We could all do with a little inspiration now and again to help us live a calmer and more mindful life. And sometimes you have to go searching for that inspiration, further than your local yoga class at least. That’s where learning from other cultures around the world can come in useful.
Many global languages have words that just can’t be translated and are intrinsic to their culture and identity. Take the Danish word hygge—summing up the feeling of cosy contentment, especially during cold, winter nights—which has become somewhat of a worldwide obsession, or the more recent Niksen, the Dutch art of doing absolutely nothing.
From Japan’s philosophy of embracing the imperfect, wabi-sabi, to Finland’s sisu, meaning grit or perseverance, we’ve picked out five more global life lessons for inner happiness.
Wabi-sabi – Japan
If you ever feel the pressure to be perfect, whether it’s mastering your work-life balance, keeping up with the latest trends, or staying on top of your to-do list, then you can learn a little from the Japanese and their philosophy of wabi-sabi.
Although it’s hard to define, it’s all about embracing imperfection rather than looking at it in a negative light, appreciating each one’s own unique beauty and once embraced, realising that nothing is permanent.
This can be seen literally in the historic Japanese artistic tradition of kintsugi — dating back to the 15th century — in which broken pottery is mended with liquid gold, creating something even more unique and beautiful.
Friluftsliv – Norway
For Norwegians, being outside around nature isn’t just a physical activity, it’s a way of life. Whether they’re hiking, fishing, cross-country skiing or simply walking the dog, friluftsliv — ‘outdoor life’— is a commitment to celebrate time outside, whatever the season or weather forecast.
Intrinsically part of their national identity, the term was first coined by Norwegian playwright Henrik Ibsen in the 1850s, who used the term to describe the value of spending time in remote locations for spiritual and physical wellbeing. It’s backed by science too: being present in nature is proven to lower stress, improve your mood and boost your physical health and wellbeing.
It no doubt explains why Norway continues to top the world’s happiest countries in the UN’s World Happiness Report. So if lockdown is getting you down, take a note out of Norway’s book and bathe yourself in the great outdoors.
Sisu – Finland
We all know the Finns are a hardy bunch and there’s even a word for it: sisu.
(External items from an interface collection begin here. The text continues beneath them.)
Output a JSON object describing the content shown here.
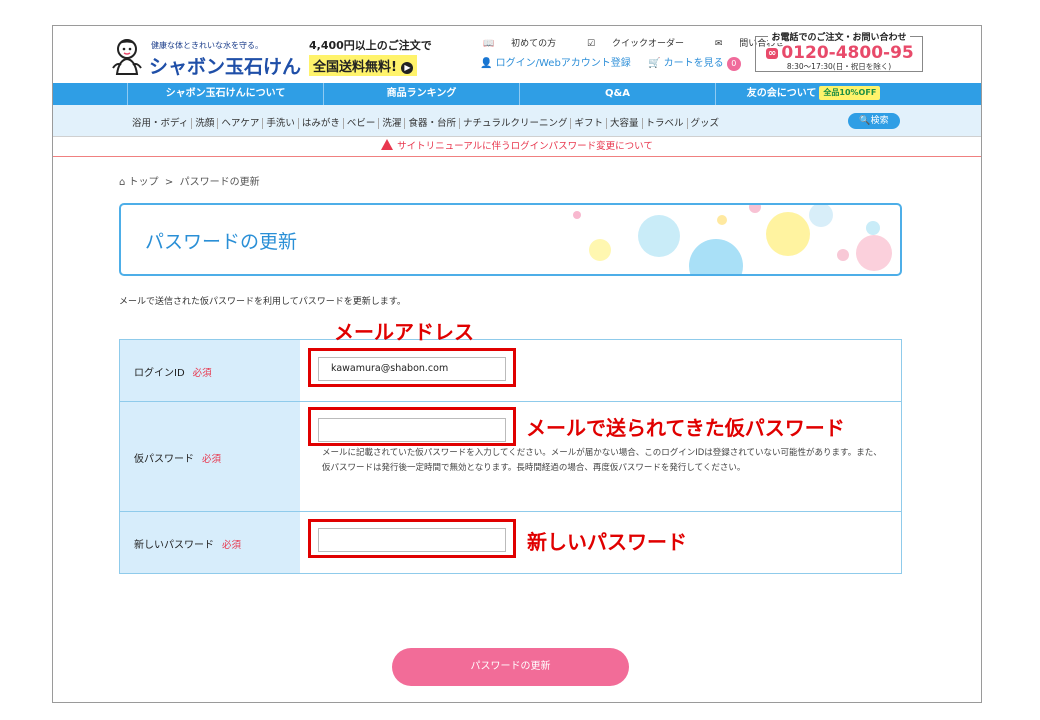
{
  "header": {
    "logo_tagline": "健康な体ときれいな水を守る。",
    "logo_name": "シャボン玉石けん",
    "shipping_top": "4,400円以上のご注文で",
    "shipping_main": "全国送料無料!",
    "top_links": [
      "初めての方",
      "クイックオーダー",
      "問い合わせ"
    ],
    "login_link": "ログイン/Webアカウント登録",
    "cart_link": "カートを見る",
    "cart_count": "0",
    "phone_title": "お電話でのご注文・お問い合わせ",
    "phone_number": "0120-4800-95",
    "phone_hours": "8:30～17:30(日・祝日を除く)"
  },
  "nav": {
    "items": [
      "シャボン玉石けんについて",
      "商品ランキング",
      "Q&A",
      "友の会について"
    ],
    "badge": "全品10%OFF"
  },
  "subnav": {
    "items": [
      "浴用・ボディ",
      "洗顔",
      "ヘアケア",
      "手洗い",
      "はみがき",
      "ベビー",
      "洗濯",
      "食器・台所",
      "ナチュラルクリーニング",
      "ギフト",
      "大容量",
      "トラベル",
      "グッズ"
    ],
    "search_label": "検索"
  },
  "notice": "サイトリニューアルに伴うログインパスワード変更について",
  "breadcrumb": {
    "home": "トップ",
    "separator": ">",
    "current": "パスワードの更新"
  },
  "page_title": "パスワードの更新",
  "intro": "メールで送信された仮パスワードを利用してパスワードを更新します。",
  "form": {
    "required_label": "必須",
    "login_id_label": "ログインID",
    "login_id_value": "kawamura@shabon.com",
    "temp_password_label": "仮パスワード",
    "temp_password_help": "メールに記載されていた仮パスワードを入力してください。メールが届かない場合、このログインIDは登録されていない可能性があります。また、仮パスワードは発行後一定時間で無効となります。長時間経過の場合、再度仮パスワードを発行してください。",
    "new_password_label": "新しいパスワード",
    "submit_label": "パスワードの更新"
  },
  "annotations": {
    "email": "メールアドレス",
    "temp_password": "メールで送られてきた仮パスワード",
    "new_password": "新しいパスワード"
  },
  "colors": {
    "brand_blue": "#2f9ee5",
    "accent_pink": "#f26c98",
    "annotation_red": "#e00000"
  }
}
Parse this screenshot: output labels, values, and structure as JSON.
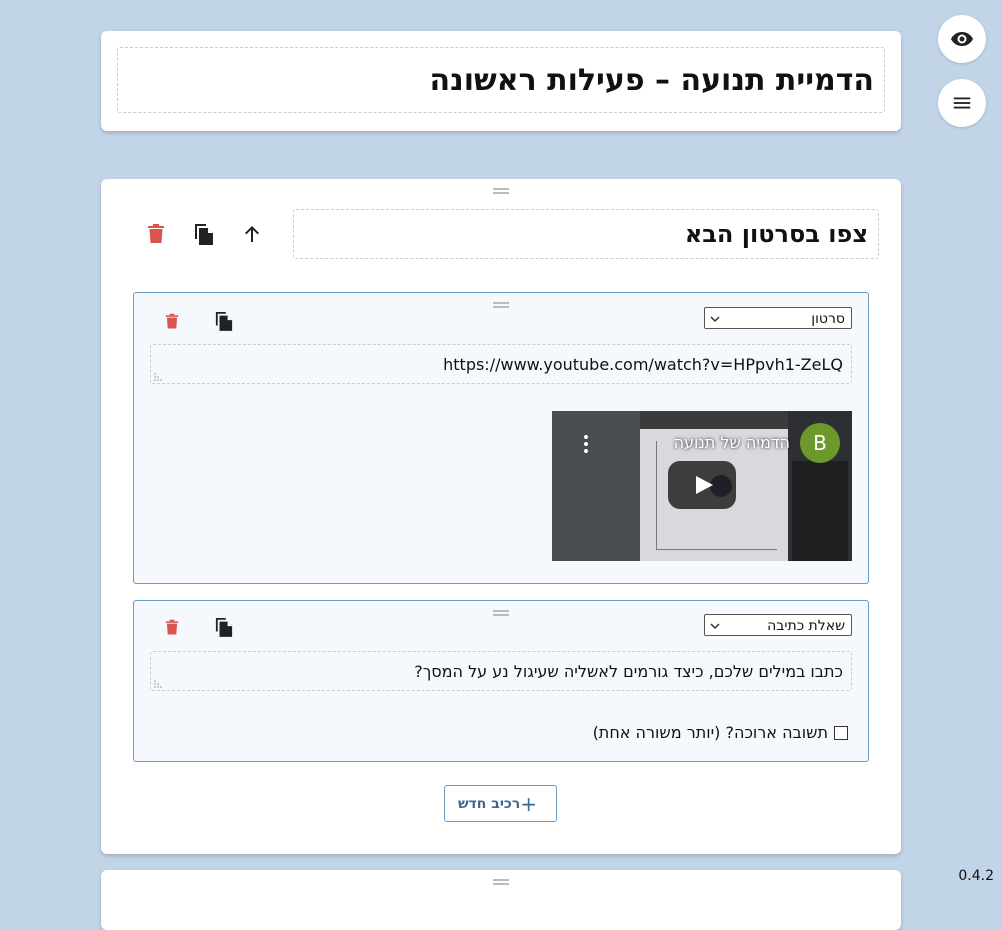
{
  "page": {
    "title": "הדמיית תנועה – פעילות ראשונה",
    "version": "0.4.2"
  },
  "section": {
    "title": "צפו בסרטון הבא",
    "new_component_label": "רכיב חדש"
  },
  "components": [
    {
      "type_label": "סרטון",
      "value": "https://www.youtube.com/watch?v=HPpvh1-ZeLQ",
      "video": {
        "title": "הדמיה של תנועה",
        "avatar_letter": "B"
      }
    },
    {
      "type_label": "שאלת כתיבה",
      "value": "כתבו במילים שלכם, כיצד גורמים לאשליה שעיגול נע על המסך?",
      "checkbox_label": "תשובה ארוכה? (יותר משורה אחת)"
    }
  ],
  "colors": {
    "background": "#c2d4e8",
    "delete": "#d9534f",
    "accent": "#6a9cc4",
    "component_bg": "#f5f9fd"
  },
  "icons": {
    "preview": "eye-icon",
    "menu": "hamburger-icon",
    "delete": "trash-icon",
    "duplicate": "copy-icon",
    "move_up": "arrow-up-icon"
  }
}
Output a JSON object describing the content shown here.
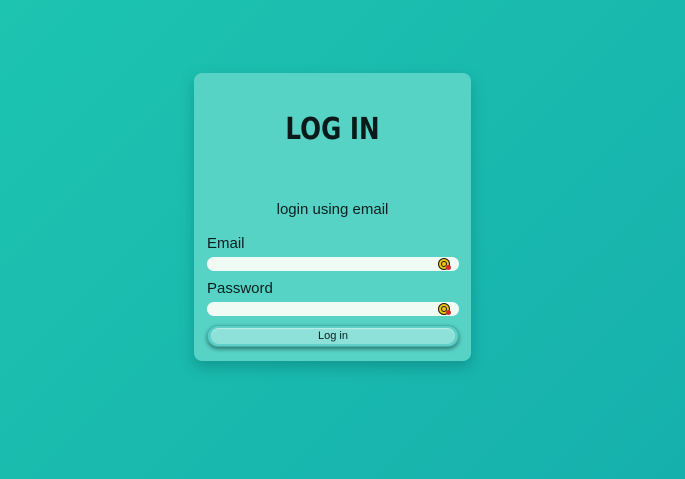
{
  "login_card": {
    "title": "LOG IN",
    "subtitle": "login using email",
    "email_label": "Email",
    "email_value": "",
    "password_label": "Password",
    "password_value": "",
    "field_icon": "password-manager-icon",
    "submit_label": "Log in"
  },
  "colors": {
    "background": "#1dc4b0",
    "card": "#56d3c5",
    "field": "#f1fbf5",
    "button": "#8ee1d8"
  }
}
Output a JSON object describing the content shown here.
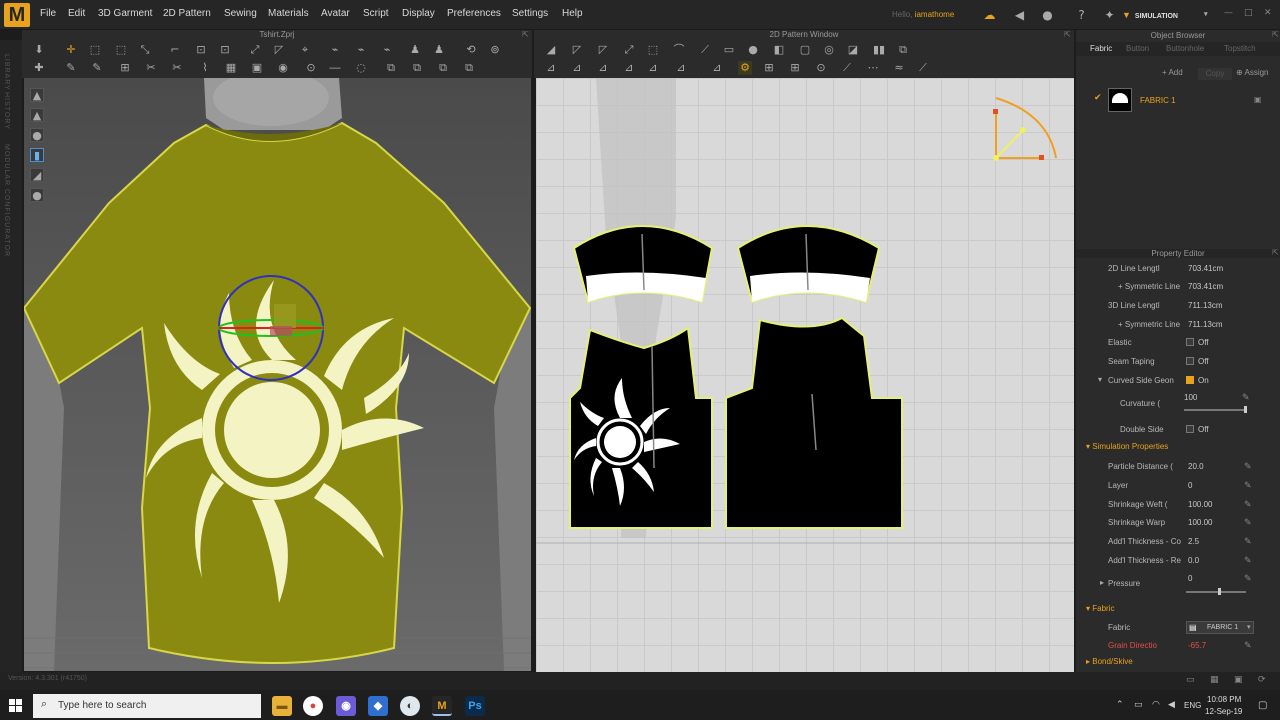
{
  "menubar": {
    "logo_text": "M",
    "items": [
      "File",
      "Edit",
      "3D Garment",
      "2D Pattern",
      "Sewing",
      "Materials",
      "Avatar",
      "Script",
      "Display",
      "Preferences",
      "Settings",
      "Help"
    ],
    "hello_label": "Hello,",
    "username": "iamathome",
    "mode": "SIMULATION"
  },
  "windows": {
    "left_title": "Tshirt.Zprj",
    "center_title": "2D Pattern Window"
  },
  "left_sidebar": {
    "tabs": [
      "LIBRARY",
      "HISTORY",
      "MODULAR CONFIGURATOR"
    ]
  },
  "object_browser": {
    "title": "Object Browser",
    "tabs": [
      "Fabric",
      "Button",
      "Buttonhole",
      "Topstitch"
    ],
    "actions": {
      "add": "+ Add",
      "copy": "Copy",
      "assign": "Assign"
    },
    "fabric_item": "FABRIC 1"
  },
  "property_editor": {
    "title": "Property Editor",
    "rows": [
      {
        "label": "2D Line Lengtl",
        "value": "703.41cm"
      },
      {
        "label": "+ Symmetric Line",
        "value": "703.41cm"
      },
      {
        "label": "3D Line Lengtl",
        "value": "711.13cm"
      },
      {
        "label": "+ Symmetric Line",
        "value": "711.13cm"
      },
      {
        "label": "Elastic",
        "value": "Off"
      },
      {
        "label": "Seam Taping",
        "value": "Off"
      },
      {
        "label": "Curved Side Geon",
        "value": "On"
      },
      {
        "label": "Curvature (",
        "value": "100"
      },
      {
        "label": "Double Side",
        "value": "Off"
      }
    ],
    "sim_section": "Simulation Properties",
    "sim_rows": [
      {
        "label": "Particle Distance (",
        "value": "20.0"
      },
      {
        "label": "Layer",
        "value": "0"
      },
      {
        "label": "Shrinkage Weft (",
        "value": "100.00"
      },
      {
        "label": "Shrinkage Warp",
        "value": "100.00"
      },
      {
        "label": "Add'l Thickness - Co",
        "value": "2.5"
      },
      {
        "label": "Add'l Thickness - Re",
        "value": "0.0"
      },
      {
        "label": "Pressure",
        "value": "0"
      }
    ],
    "fabric_section": "Fabric",
    "fabric_row": {
      "label": "Fabric",
      "value": "FABRIC 1"
    },
    "grain_row": {
      "label": "Grain Directio",
      "value": "-65.7"
    },
    "bond_section": "Bond/Skive"
  },
  "status": {
    "version": "Version: 4.3.301 (r41750)"
  },
  "taskbar": {
    "search_placeholder": "Type here to search",
    "time": "10:08 PM",
    "date": "12-Sep-19",
    "lang": "ENG"
  },
  "colors": {
    "accent": "#e8a21d",
    "shirt": "#8a8a10",
    "sun": "#f3f3c4",
    "pattern": "#000000"
  }
}
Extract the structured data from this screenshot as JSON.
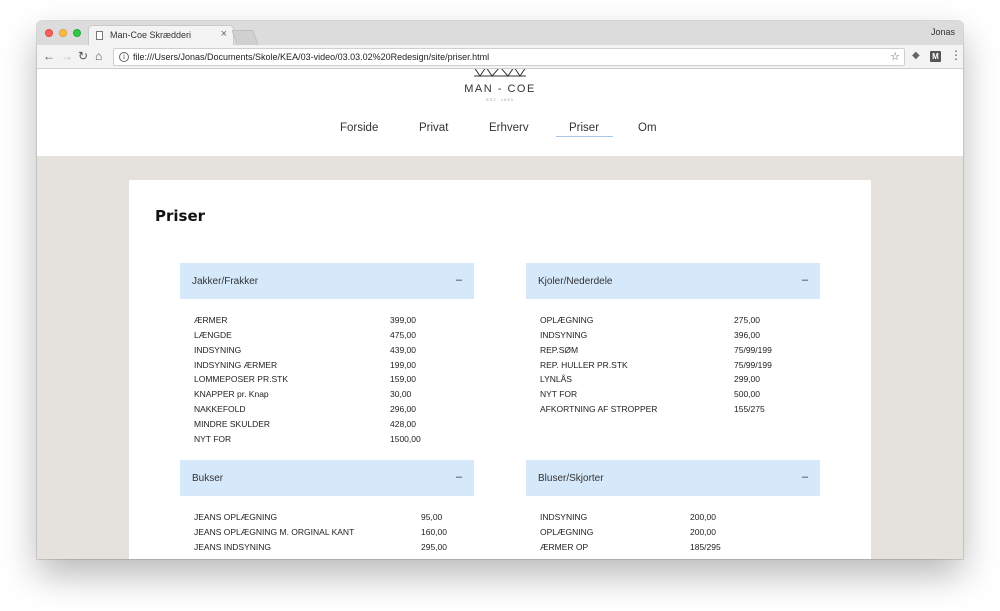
{
  "browser": {
    "tab_title": "Man-Coe Skrædderi",
    "tab_close": "×",
    "profile_name": "Jonas",
    "url": "file:///Users/Jonas/Documents/Skole/KEA/03-video/03.03.02%20Redesign/site/priser.html",
    "back_icon": "←",
    "forward_icon": "→",
    "reload_icon": "↻",
    "home_icon": "⌂",
    "info_icon": "i",
    "star_icon": "☆",
    "extension_icon": "M",
    "menu_icon": "⋮"
  },
  "site": {
    "logo_name": "MAN - COE",
    "logo_est": "EST. 1993",
    "nav": [
      "Forside",
      "Privat",
      "Erhverv",
      "Priser",
      "Om"
    ],
    "active_nav": "Priser"
  },
  "page": {
    "title": "Priser"
  },
  "sections": [
    {
      "title": "Jakker/Frakker",
      "toggle": "–",
      "rows": [
        {
          "item": "ÆRMER",
          "price": "399,00"
        },
        {
          "item": "LÆNGDE",
          "price": "475,00"
        },
        {
          "item": "INDSYNING",
          "price": "439,00"
        },
        {
          "item": "INDSYNING ÆRMER",
          "price": "199,00"
        },
        {
          "item": "LOMMEPOSER PR.STK",
          "price": "159,00"
        },
        {
          "item": "KNAPPER pr. Knap",
          "price": "30,00"
        },
        {
          "item": "NAKKEFOLD",
          "price": "296,00"
        },
        {
          "item": "MINDRE SKULDER",
          "price": "428,00"
        },
        {
          "item": "NYT FOR",
          "price": "1500,00"
        }
      ]
    },
    {
      "title": "Kjoler/Nederdele",
      "toggle": "–",
      "rows": [
        {
          "item": "OPLÆGNING",
          "price": "275,00"
        },
        {
          "item": "INDSYNING",
          "price": "396,00"
        },
        {
          "item": "REP.SØM",
          "price": "75/99/199"
        },
        {
          "item": "REP. HULLER PR.STK",
          "price": "75/99/199"
        },
        {
          "item": "LYNLÅS",
          "price": "299,00"
        },
        {
          "item": "NYT FOR",
          "price": "500,00"
        },
        {
          "item": "AFKORTNING AF STROPPER",
          "price": "155/275"
        }
      ]
    },
    {
      "title": "Bukser",
      "toggle": "–",
      "rows": [
        {
          "item": "JEANS OPLÆGNING",
          "price": "95,00"
        },
        {
          "item": "JEANS OPLÆGNING M. ORGINAL KANT",
          "price": "160,00"
        },
        {
          "item": "JEANS INDSYNING",
          "price": "295,00"
        }
      ]
    },
    {
      "title": "Bluser/Skjorter",
      "toggle": "–",
      "rows": [
        {
          "item": "INDSYNING",
          "price": "200,00"
        },
        {
          "item": "OPLÆGNING",
          "price": "200,00"
        },
        {
          "item": "ÆRMER OP",
          "price": "185/295"
        }
      ]
    }
  ]
}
There’s no fixed definition, but according to author Joanna Nylund, who wrote a book all about it — Sisu: The Finnish Art of Courage — it’s essentially an action-oriented mindset.
Linguistically speaking, the concept of sisu goes back 500 years or more and can mean “stoic determination, hardiness, courage, bravery, willpower, tenacity and resilience.”
It can refer to any part of life, whether it’s overcoming challenging moments, acting with integrity and fighting for what you believe in or, rather more literally, working up the guts to jump into an ice-cold lake after a sauna — another big part of Finnish culture.
Fika – Sweden
If you’re finding it hard to switch off and taken to doom-scrolling on Twitter in your supposed downtime, be more Swede and fika. An untranslatable word which can be used as both a noun or a verb, fika essentially means to meet up with friends for a chit-chat over coffee.
And don’t let lockdown put you off, you can still make yourself a treat (banana bread anyone?) and FaceTime a pal. Fika can be done any time of the day, at home or in a cafe; the important thing is to make time for it.
An essential part of Swedish culture, the word originated from the 19th century word kaffi (coffee) – which then became fika after a shuffling of letters. The essentials are good Scandi coffee, tasty sweet treats like cinnamon buns or Sweden’s national cake, prinsesstårta, and not a single email in sight (read professor Cal Newport’s research on how email wrecked our brains if you need any more convincing).
Wu Wei – China
Sometimes the most powerful thing you can do is nothing. Not to be confused as laziness or apathy, the Taoist concept of wu wei is all about ‘effortless action’: trusting the ebbs and flows of life and finding happiness in the unexpected. Put into layman’s terms, it’s all about ‘going with the flow’.
When we put our ego and plans aside, it invites us to respond to the true demands of situations. According to The School of Life, many poets from China’s Tang dynasty likened wu wei to the best aspects of being drunk. They weren’t promoting getting drunk, more the “decline in rigidity and anxiety that sometimes comes with being a little drunk”.
Another metaphor is water. It might be seen as ‘weak’, but through gentle persistence, obstacles can be eroded and worked around. In a year where many people’s plans have been upended thanks to the pandemic, a little bit of wu wei thinking can provide some welcome comfort.